A line qualifies if it holds the string "price". Copy every qualifying line from the records.

*** GIVEN RECORDS ***

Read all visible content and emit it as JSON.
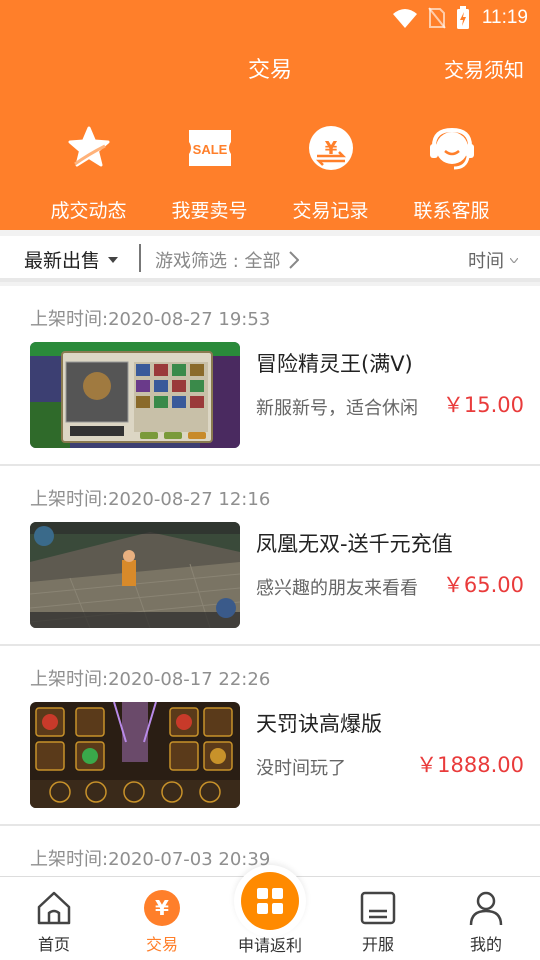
{
  "status": {
    "time": "11:19"
  },
  "header": {
    "title": "交易",
    "notice_link": "交易须知"
  },
  "quick_actions": [
    {
      "label": "成交动态",
      "icon": "star-icon"
    },
    {
      "label": "我要卖号",
      "icon": "sale-tag-icon"
    },
    {
      "label": "交易记录",
      "icon": "yuan-exchange-icon"
    },
    {
      "label": "联系客服",
      "icon": "headset-icon"
    }
  ],
  "filter": {
    "sort_label": "最新出售",
    "game_filter": "游戏筛选 : 全部",
    "time_label": "时间"
  },
  "listings": [
    {
      "time": "上架时间:2020-08-27 19:53",
      "name": "冒险精灵王(满V)",
      "desc": "新服新号，适合休闲",
      "price": "￥15.00"
    },
    {
      "time": "上架时间:2020-08-27 12:16",
      "name": "凤凰无双-送千元充值",
      "desc": "感兴趣的朋友来看看",
      "price": "￥65.00"
    },
    {
      "time": "上架时间:2020-08-17 22:26",
      "name": "天罚诀高爆版",
      "desc": "没时间玩了",
      "price": "￥1888.00"
    },
    {
      "time": "上架时间:2020-07-03 20:39",
      "name": "",
      "desc": "",
      "price": ""
    }
  ],
  "tabbar": {
    "home": "首页",
    "trade": "交易",
    "rebate": "申请返利",
    "server": "开服",
    "mine": "我的"
  },
  "colors": {
    "brand": "#ff7f2a",
    "price": "#e93b3b"
  }
}
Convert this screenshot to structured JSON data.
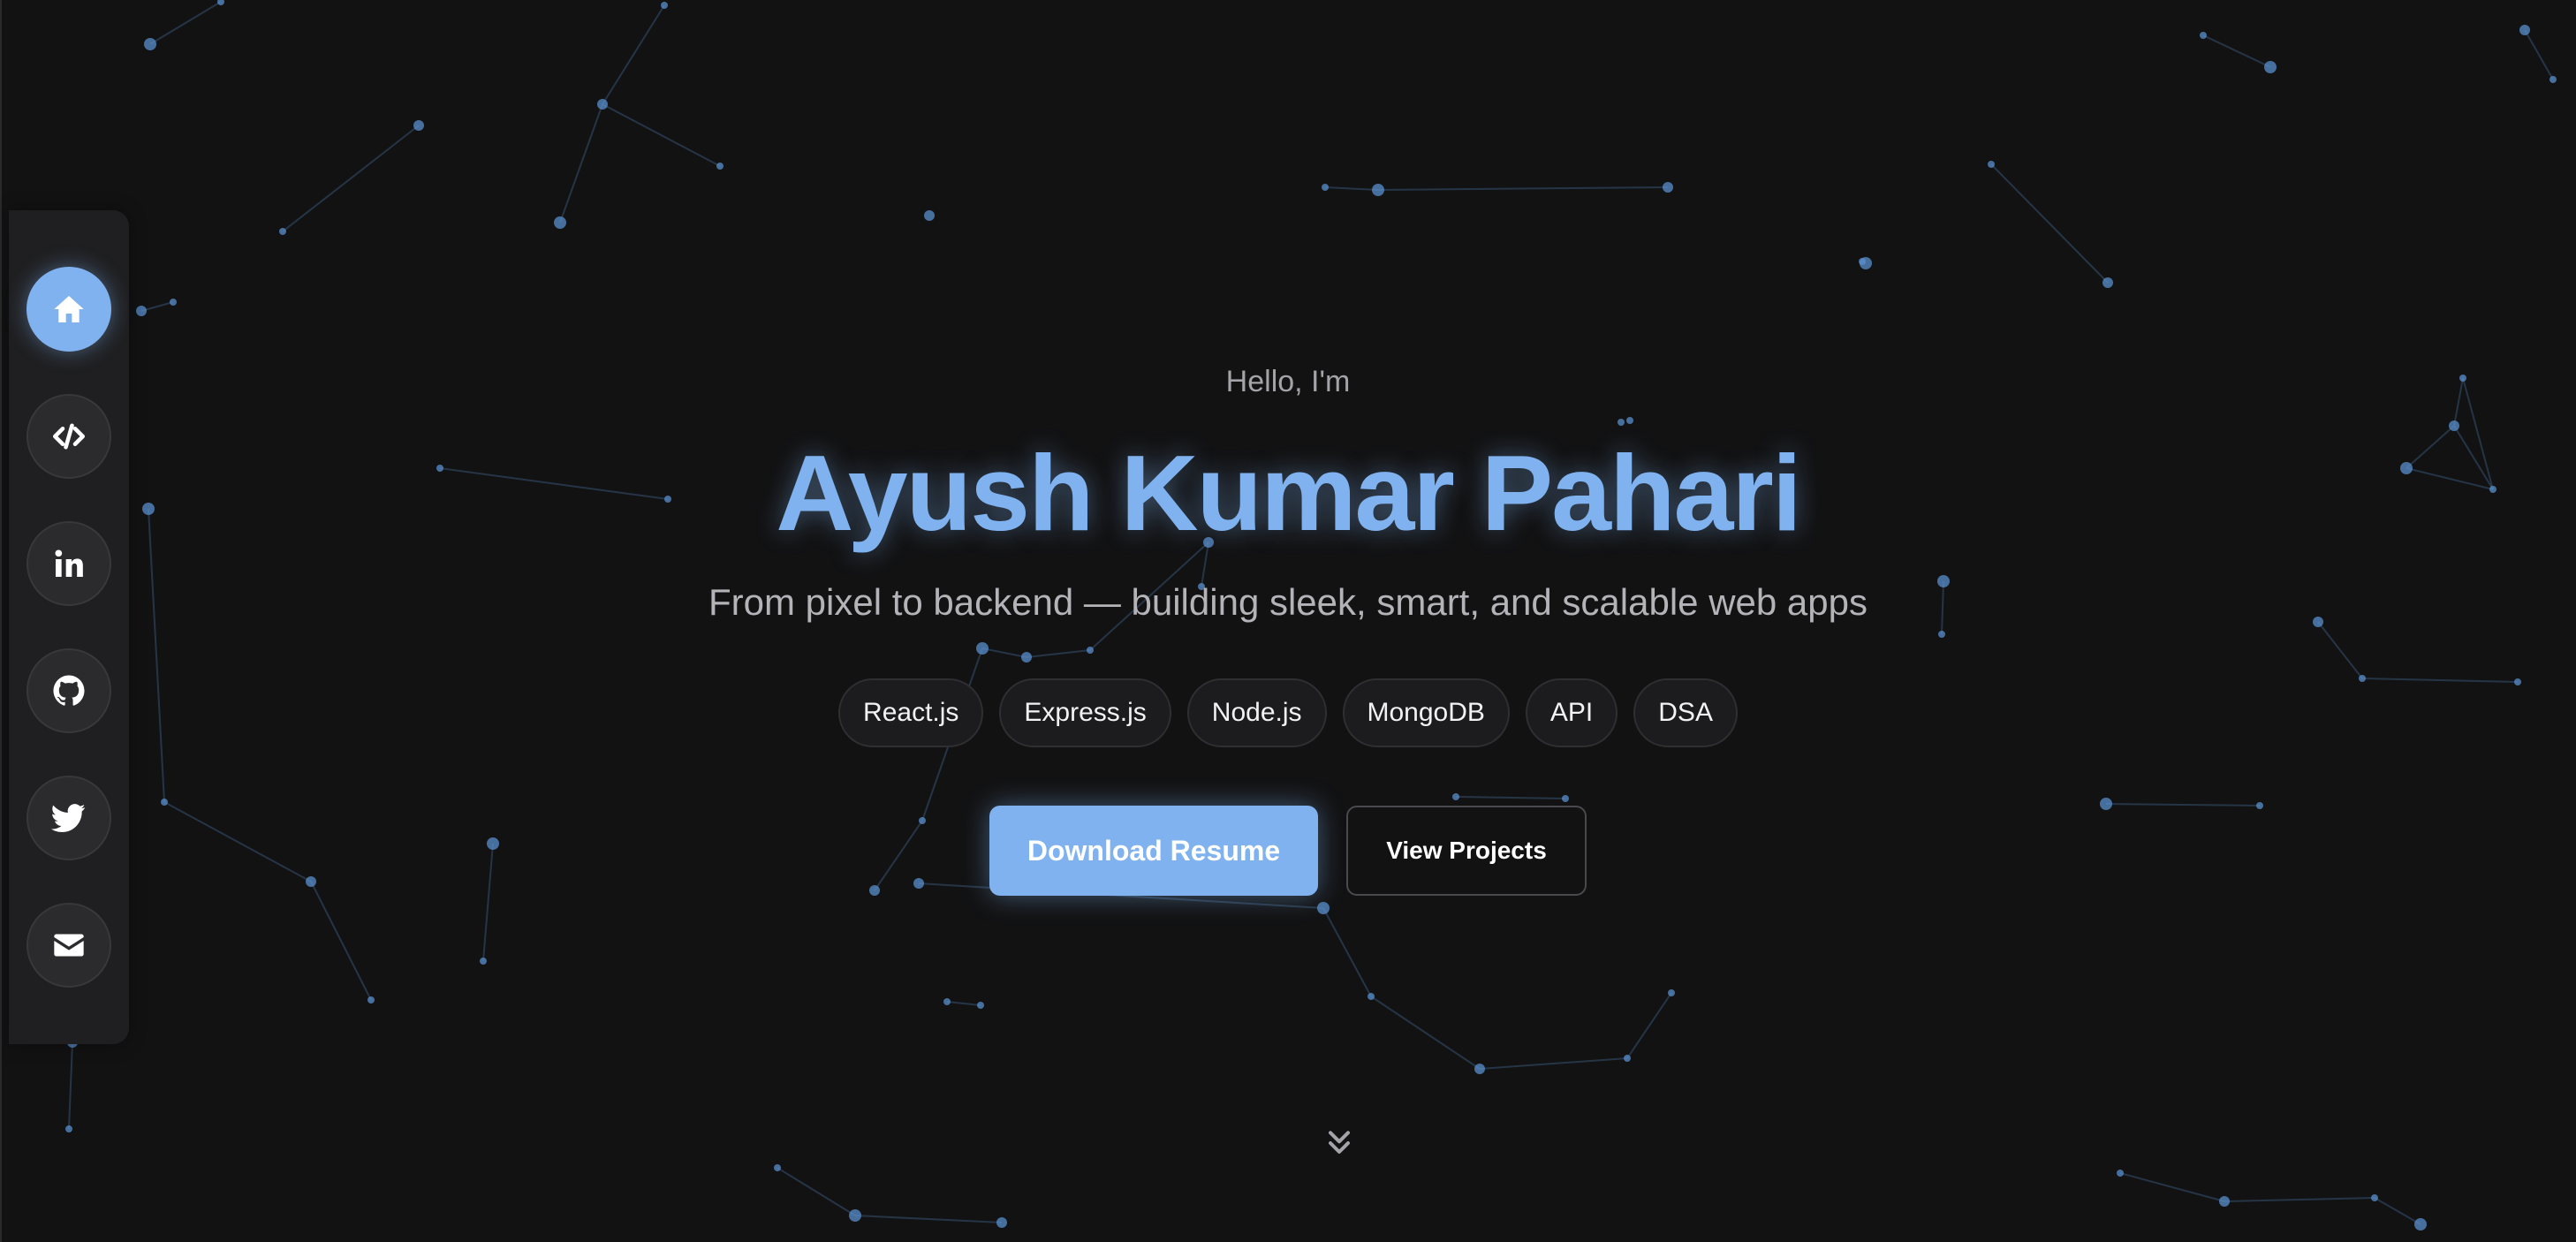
{
  "colors": {
    "accent": "#7fb2ee",
    "background": "#121213",
    "sidebar": "#1f1f21",
    "particle": "#5a8fce"
  },
  "sidebar": {
    "items": [
      {
        "icon": "home-icon",
        "active": true
      },
      {
        "icon": "code-icon",
        "active": false
      },
      {
        "icon": "linkedin-icon",
        "active": false
      },
      {
        "icon": "github-icon",
        "active": false
      },
      {
        "icon": "twitter-icon",
        "active": false
      },
      {
        "icon": "mail-icon",
        "active": false
      }
    ]
  },
  "hero": {
    "greeting": "Hello, I'm",
    "name": "Ayush Kumar Pahari",
    "tagline": "From pixel to backend — building sleek, smart, and scalable web apps",
    "skills": [
      "React.js",
      "Express.js",
      "Node.js",
      "MongoDB",
      "API",
      "DSA"
    ],
    "primary_button": "Download Resume",
    "secondary_button": "View Projects",
    "scroll_icon": "chevrons-down-icon"
  }
}
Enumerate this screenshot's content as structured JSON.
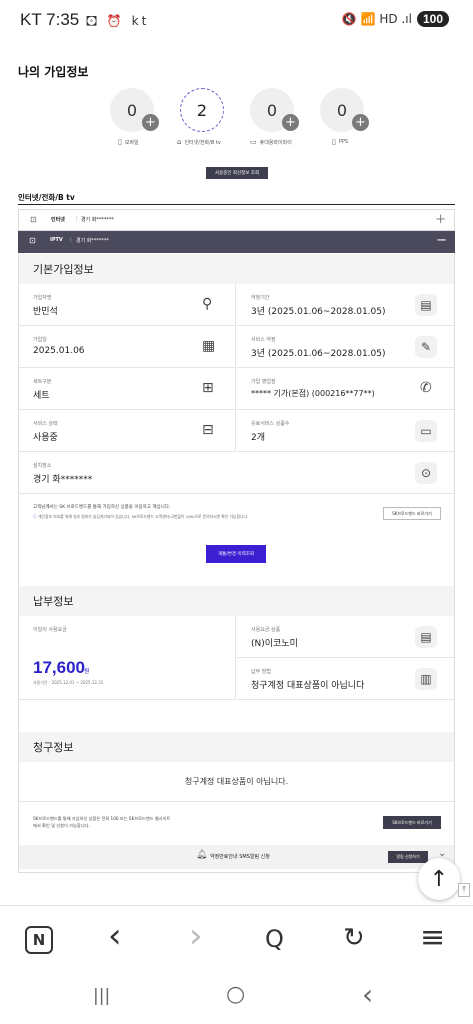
{
  "status_bar": {
    "time": "KT 7:35",
    "left_icons": "🖸 ⏰ kt",
    "signal_icons": "🔇 📶 HD .ıl",
    "battery": "100"
  },
  "my_subscription": {
    "title": "나의 가입정보",
    "services": [
      {
        "count": "0",
        "label": "모바일",
        "icon": "mobile-icon"
      },
      {
        "count": "2",
        "label": "인터넷/전화/B tv",
        "icon": "home-icon"
      },
      {
        "count": "0",
        "label": "휴대용와이파이",
        "icon": "wifi-device-icon"
      },
      {
        "count": "0",
        "label": "PPS",
        "icon": "pps-icon"
      }
    ],
    "button_label": "사용중인 회선정보 조회"
  },
  "internet_section": {
    "title": "인터넷/전화/B tv",
    "rows": [
      {
        "type": "인터넷",
        "address": "경기 화*******",
        "toggle": "+"
      },
      {
        "type": "IPTV",
        "address": "경기 화*******",
        "toggle": "−"
      }
    ]
  },
  "basic_info": {
    "title": "기본가입정보",
    "fields": [
      {
        "label": "가입자명",
        "value": "반민석",
        "icon": "person-icon"
      },
      {
        "label": "약정기간",
        "value": "3년 (2025.01.06~2028.01.05)",
        "icon": "document-search-icon"
      },
      {
        "label": "가입일",
        "value": "2025.01.06",
        "icon": "calendar-icon"
      },
      {
        "label": "서비스 약정",
        "value": "3년 (2025.01.06~2028.01.05)",
        "icon": "edit-document-icon"
      },
      {
        "label": "세트구분",
        "value": "세트",
        "icon": "gift-icon"
      },
      {
        "label": "가입 영업점",
        "value": "***** 기가(본점) (000216**77**)",
        "icon": "phone-icon"
      },
      {
        "label": "서비스 상태",
        "value": "사용중",
        "icon": "chat-icon"
      },
      {
        "label": "유료서비스 상품수",
        "value": "2개",
        "icon": "tv-icon"
      },
      {
        "label": "설치장소",
        "value": "경기 화*******",
        "icon": "location-icon"
      }
    ],
    "notice_line1": "고객님께서는 SK 브로드밴드를 통해 가입하신 상품을 이용하고 계십니다.",
    "notice_line2": "개인정보 보호를 위해 일부 정보가 숨김처리되어 있습니다. SK브로드밴드 고객센터(국번없이 106)으로 문의하시면 확인 가능합니다.",
    "sk_button": "SK브로드밴드 바로가기",
    "history_button": "개통/변경 이력조회"
  },
  "payment_info": {
    "title": "납부정보",
    "monthly_label": "이달의 사용요금",
    "amount": "17,600",
    "unit": "원",
    "period": "사용기간 : 2025.12.01 ~ 2025.12.31",
    "plan_label": "사용요금 상품",
    "plan_value": "(N)이코노미",
    "payment_label": "납부 방법",
    "payment_value": "청구계정 대표상품이 아닙니다"
  },
  "billing_info": {
    "title": "청구정보",
    "message": "청구계정 대표상품이 아닙니다.",
    "bottom_note_1": "SK브로드밴드를 통해 가입하신 상품은 전화 106 또는 SK브로드밴드 웹사이트",
    "bottom_note_2": "에서 확인 및 신청이 가능합니다.",
    "bottom_button": "SK브로드밴드 바로가기",
    "sms_label": "약정만료안내 SMS알림 신청",
    "sms_button": "알림 신청하기"
  },
  "browser_nav": {
    "home": "N",
    "back": "‹",
    "forward": "›",
    "search": "Q",
    "refresh": "↻",
    "menu": "≡"
  },
  "system_nav": {
    "recent": "|||",
    "home": "○",
    "back": "‹"
  },
  "colors": {
    "accent_purple": "#3b1fd1",
    "dark_header": "#4b4a5c",
    "amount_blue": "#2b22c9"
  }
}
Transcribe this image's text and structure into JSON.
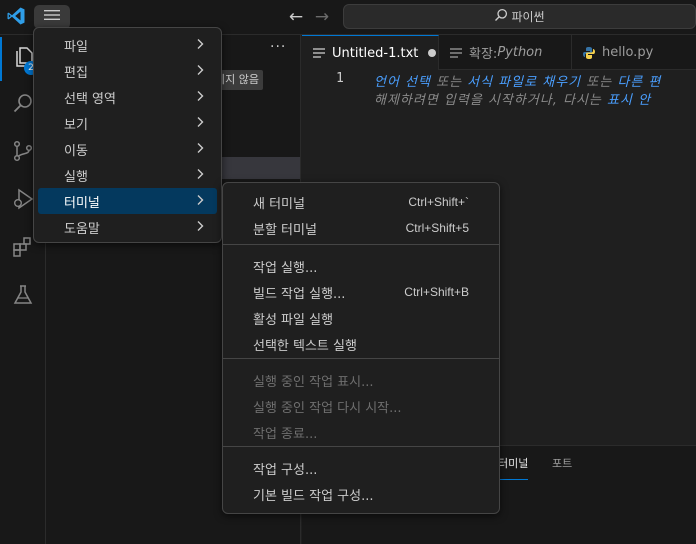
{
  "titlebar": {
    "search_text": "파이썬"
  },
  "activity": {
    "explorer_badge": "2"
  },
  "sidebar": {
    "more_label": "···",
    "pill_text": "지지 않음"
  },
  "tabs": [
    {
      "label": "Untitled-1.txt"
    },
    {
      "prefix": "확장: ",
      "label": "Python"
    },
    {
      "label": "hello.py"
    }
  ],
  "editor": {
    "line_number": "1",
    "hint_line1_parts": [
      {
        "text": "언어 선택",
        "hl": true
      },
      {
        "text": " 또는 ",
        "hl": false
      },
      {
        "text": "서식 파일로 채우기",
        "hl": true
      },
      {
        "text": " 또는 ",
        "hl": false
      },
      {
        "text": "다른 편",
        "hl": true
      }
    ],
    "hint_line2_parts": [
      {
        "text": "해제하려면 입력을 시작하거나, 다시는 ",
        "hl": false
      },
      {
        "text": "표시 안",
        "hl": true
      }
    ]
  },
  "panel": {
    "tabs": [
      {
        "label": "터미널",
        "active": true
      },
      {
        "label": "포트",
        "active": false
      }
    ]
  },
  "menu": {
    "items": [
      {
        "label": "파일"
      },
      {
        "label": "편집"
      },
      {
        "label": "선택 영역"
      },
      {
        "label": "보기"
      },
      {
        "label": "이동"
      },
      {
        "label": "실행"
      },
      {
        "label": "터미널",
        "active": true
      },
      {
        "label": "도움말"
      }
    ]
  },
  "terminal_submenu": {
    "groups": [
      [
        {
          "label": "새 터미널",
          "shortcut": "Ctrl+Shift+`"
        },
        {
          "label": "분할 터미널",
          "shortcut": "Ctrl+Shift+5"
        }
      ],
      [
        {
          "label": "작업 실행...",
          "shortcut": ""
        },
        {
          "label": "빌드 작업 실행...",
          "shortcut": "Ctrl+Shift+B"
        },
        {
          "label": "활성 파일 실행",
          "shortcut": ""
        },
        {
          "label": "선택한 텍스트 실행",
          "shortcut": ""
        }
      ],
      [
        {
          "label": "실행 중인 작업 표시...",
          "shortcut": "",
          "disabled": true
        },
        {
          "label": "실행 중인 작업 다시 시작...",
          "shortcut": "",
          "disabled": true
        },
        {
          "label": "작업 종료...",
          "shortcut": "",
          "disabled": true
        }
      ],
      [
        {
          "label": "작업 구성...",
          "shortcut": ""
        },
        {
          "label": "기본 빌드 작업 구성...",
          "shortcut": ""
        }
      ]
    ]
  },
  "colors": {
    "accent": "#0078d4",
    "menu_active_bg": "#04395e",
    "hint_highlight": "#4a9fff"
  }
}
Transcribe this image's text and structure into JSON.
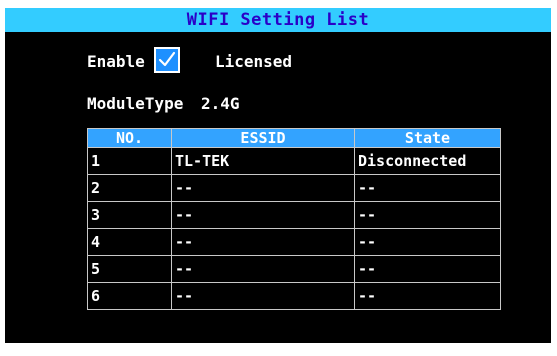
{
  "title": "WIFI Setting List",
  "enable": {
    "label": "Enable",
    "checked": true,
    "icon": "checkmark-icon"
  },
  "licensed": "Licensed",
  "module_type": {
    "label": "ModuleType",
    "value": "2.4G"
  },
  "table": {
    "columns": [
      "NO.",
      "ESSID",
      "State"
    ],
    "rows": [
      {
        "no": "1",
        "essid": "TL-TEK",
        "state": "Disconnected"
      },
      {
        "no": "2",
        "essid": "--",
        "state": "--"
      },
      {
        "no": "3",
        "essid": "--",
        "state": "--"
      },
      {
        "no": "4",
        "essid": "--",
        "state": "--"
      },
      {
        "no": "5",
        "essid": "--",
        "state": "--"
      },
      {
        "no": "6",
        "essid": "--",
        "state": "--"
      }
    ]
  },
  "colors": {
    "title_bar": "#33ccff",
    "title_text": "#2a00c8",
    "table_header": "#33a3ff",
    "checkbox": "#1e90ff",
    "background": "#000000"
  }
}
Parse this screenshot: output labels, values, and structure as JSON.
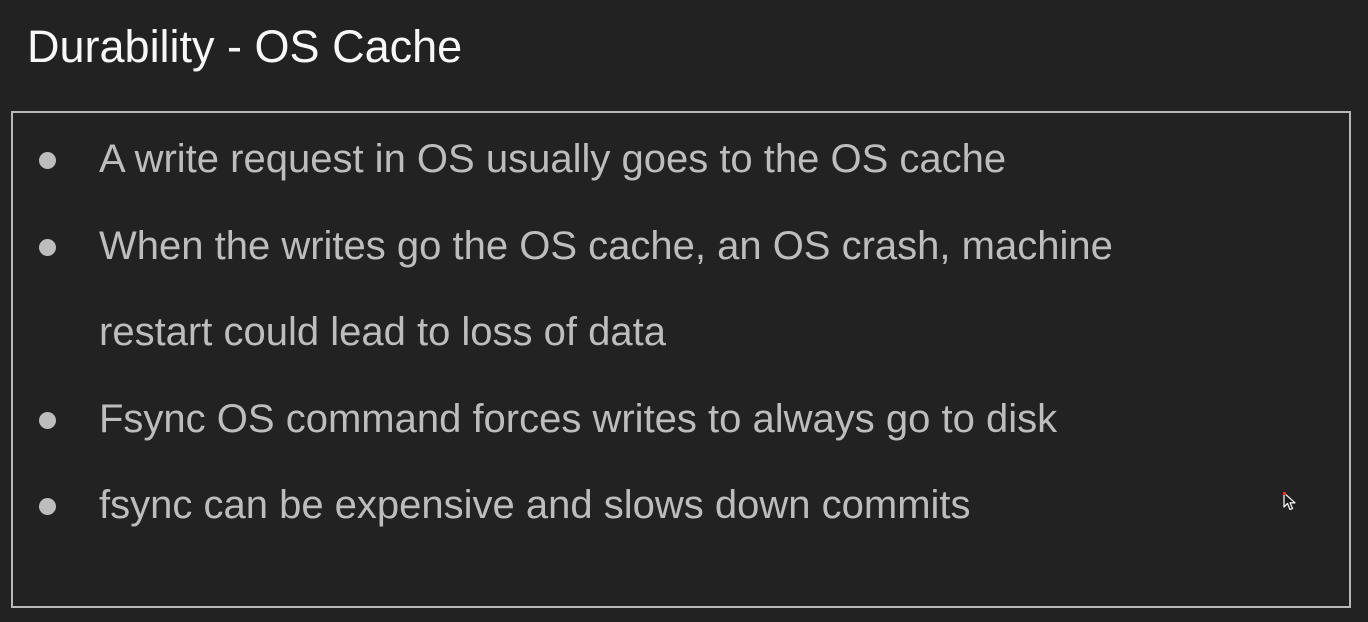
{
  "slide": {
    "title": "Durability - OS Cache",
    "bullets": [
      {
        "lines": [
          "A write request in OS usually goes to the OS cache"
        ]
      },
      {
        "lines": [
          "When the writes go the OS cache, an OS crash, machine",
          "restart could lead to loss of data"
        ]
      },
      {
        "lines": [
          "Fsync OS command forces writes to always go to disk"
        ]
      },
      {
        "lines": [
          "fsync can be expensive and slows down commits"
        ]
      }
    ]
  },
  "icons": {
    "bullet": "bullet-dot-icon",
    "cursor": "mouse-pointer-icon"
  },
  "colors": {
    "background": "#222222",
    "title": "#f7f7f7",
    "body_text": "#bdbdbd",
    "box_border": "#b8b8b8",
    "cursor_accent": "#e03030"
  }
}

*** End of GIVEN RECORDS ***

=== RESPONSE FOR THIS EXERCISE ===
      "price": "￥15.00"
      "price": "￥65.00"
      "price": "￥1888.00"
      "price": ""
    "price": "#e93b3b"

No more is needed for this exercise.